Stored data
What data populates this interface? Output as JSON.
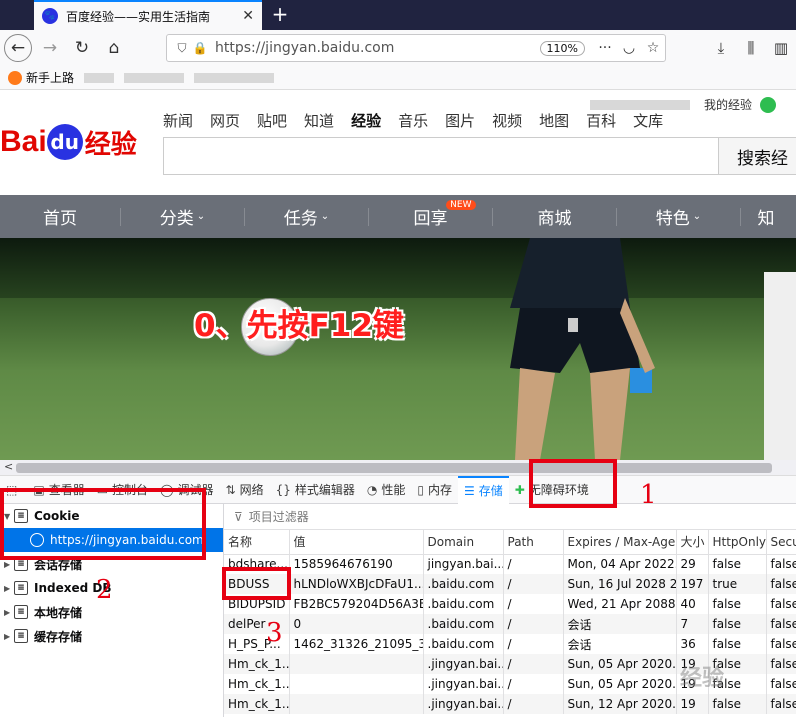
{
  "browser": {
    "tab_title": "百度经验——实用生活指南",
    "tab_favicon": "paw-icon",
    "url": "https://jingyan.baidu.com",
    "zoom": "110%",
    "bookmark_label": "新手上路"
  },
  "site": {
    "top_link": "我的经验",
    "logo_bai": "Bai",
    "logo_du": "du",
    "logo_jingyan": "经验",
    "categories": [
      "新闻",
      "网页",
      "贴吧",
      "知道",
      "经验",
      "音乐",
      "图片",
      "视频",
      "地图",
      "百科",
      "文库"
    ],
    "search_button": "搜索经",
    "menu": [
      "首页",
      "分类",
      "任务",
      "回享",
      "商城",
      "特色",
      "知"
    ],
    "new_badge": "NEW",
    "banner_caption": "0、先按F12键"
  },
  "devtools": {
    "tabs": [
      "查看器",
      "控制台",
      "调试器",
      "网络",
      "样式编辑器",
      "性能",
      "内存",
      "存储",
      "无障碍环境"
    ],
    "sidebar": [
      "Cookie",
      "https://jingyan.baidu.com",
      "会话存储",
      "Indexed DB",
      "本地存储",
      "缓存存储"
    ],
    "filter_placeholder": "项目过滤器",
    "columns": [
      "名称",
      "值",
      "Domain",
      "Path",
      "Expires / Max-Age",
      "大小",
      "HttpOnly",
      "Secu"
    ],
    "rows": [
      [
        "bdshare...",
        "1585964676190",
        "jingyan.bai...",
        "/",
        "Mon, 04 Apr 2022...",
        "29",
        "false",
        "false"
      ],
      [
        "BDUSS",
        "hLNDloWXBJcDFaU1...",
        ".baidu.com",
        "/",
        "Sun, 16 Jul 2028 2...",
        "197",
        "true",
        "false"
      ],
      [
        "BIDUPSID",
        "FB2BC579204D56A3B...",
        ".baidu.com",
        "/",
        "Wed, 21 Apr 2088...",
        "40",
        "false",
        "false"
      ],
      [
        "delPer",
        "0",
        ".baidu.com",
        "/",
        "会话",
        "7",
        "false",
        "false"
      ],
      [
        "H_PS_P...",
        "1462_31326_21095_3...",
        ".baidu.com",
        "/",
        "会话",
        "36",
        "false",
        "false"
      ],
      [
        "Hm_ck_1...",
        "",
        ".jingyan.bai...",
        "/",
        "Sun, 05 Apr 2020...",
        "19",
        "false",
        "false"
      ],
      [
        "Hm_ck_1...",
        "",
        ".jingyan.bai...",
        "/",
        "Sun, 05 Apr 2020...",
        "19",
        "false",
        "false"
      ],
      [
        "Hm_ck_1...",
        "",
        ".jingyan.bai...",
        "/",
        "Sun, 12 Apr 2020...",
        "19",
        "false",
        "false"
      ]
    ]
  },
  "annotations": {
    "n1": "1",
    "n2": "2",
    "n3": "3",
    "watermark": "经验"
  },
  "colors": {
    "accent": "#0a84ff",
    "baidu_red": "#e10602",
    "baidu_blue": "#2932e1",
    "annotation_red": "#e60012"
  }
}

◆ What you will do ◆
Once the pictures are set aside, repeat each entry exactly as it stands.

◆ Written response ◆
What data populates this interface? Output as JSON.
{
  "browser": {
    "tab_title": "百度经验——实用生活指南",
    "tab_favicon": "paw-icon",
    "url": "https://jingyan.baidu.com",
    "zoom": "110%",
    "bookmark_label": "新手上路"
  },
  "site": {
    "top_link": "我的经验",
    "logo_bai": "Bai",
    "logo_du": "du",
    "logo_jingyan": "经验",
    "categories": [
      "新闻",
      "网页",
      "贴吧",
      "知道",
      "经验",
      "音乐",
      "图片",
      "视频",
      "地图",
      "百科",
      "文库"
    ],
    "search_button": "搜索经",
    "menu": [
      "首页",
      "分类",
      "任务",
      "回享",
      "商城",
      "特色",
      "知"
    ],
    "new_badge": "NEW",
    "banner_caption": "0、先按F12键"
  },
  "devtools": {
    "tabs": [
      "查看器",
      "控制台",
      "调试器",
      "网络",
      "样式编辑器",
      "性能",
      "内存",
      "存储",
      "无障碍环境"
    ],
    "sidebar": [
      "Cookie",
      "https://jingyan.baidu.com",
      "会话存储",
      "Indexed DB",
      "本地存储",
      "缓存存储"
    ],
    "filter_placeholder": "项目过滤器",
    "columns": [
      "名称",
      "值",
      "Domain",
      "Path",
      "Expires / Max-Age",
      "大小",
      "HttpOnly",
      "Secu"
    ],
    "rows": [
      [
        "bdshare...",
        "1585964676190",
        "jingyan.bai...",
        "/",
        "Mon, 04 Apr 2022...",
        "29",
        "false",
        "false"
      ],
      [
        "BDUSS",
        "hLNDloWXBJcDFaU1...",
        ".baidu.com",
        "/",
        "Sun, 16 Jul 2028 2...",
        "197",
        "true",
        "false"
      ],
      [
        "BIDUPSID",
        "FB2BC579204D56A3B...",
        ".baidu.com",
        "/",
        "Wed, 21 Apr 2088...",
        "40",
        "false",
        "false"
      ],
      [
        "delPer",
        "0",
        ".baidu.com",
        "/",
        "会话",
        "7",
        "false",
        "false"
      ],
      [
        "H_PS_P...",
        "1462_31326_21095_3...",
        ".baidu.com",
        "/",
        "会话",
        "36",
        "false",
        "false"
      ],
      [
        "Hm_ck_1...",
        "",
        ".jingyan.bai...",
        "/",
        "Sun, 05 Apr 2020...",
        "19",
        "false",
        "false"
      ],
      [
        "Hm_ck_1...",
        "",
        ".jingyan.bai...",
        "/",
        "Sun, 05 Apr 2020...",
        "19",
        "false",
        "false"
      ],
      [
        "Hm_ck_1...",
        "",
        ".jingyan.bai...",
        "/",
        "Sun, 12 Apr 2020...",
        "19",
        "false",
        "false"
      ]
    ]
  },
  "annotations": {
    "n1": "1",
    "n2": "2",
    "n3": "3",
    "watermark": "经验"
  },
  "colors": {
    "accent": "#0a84ff",
    "baidu_red": "#e10602",
    "baidu_blue": "#2932e1",
    "annotation_red": "#e60012"
  }
}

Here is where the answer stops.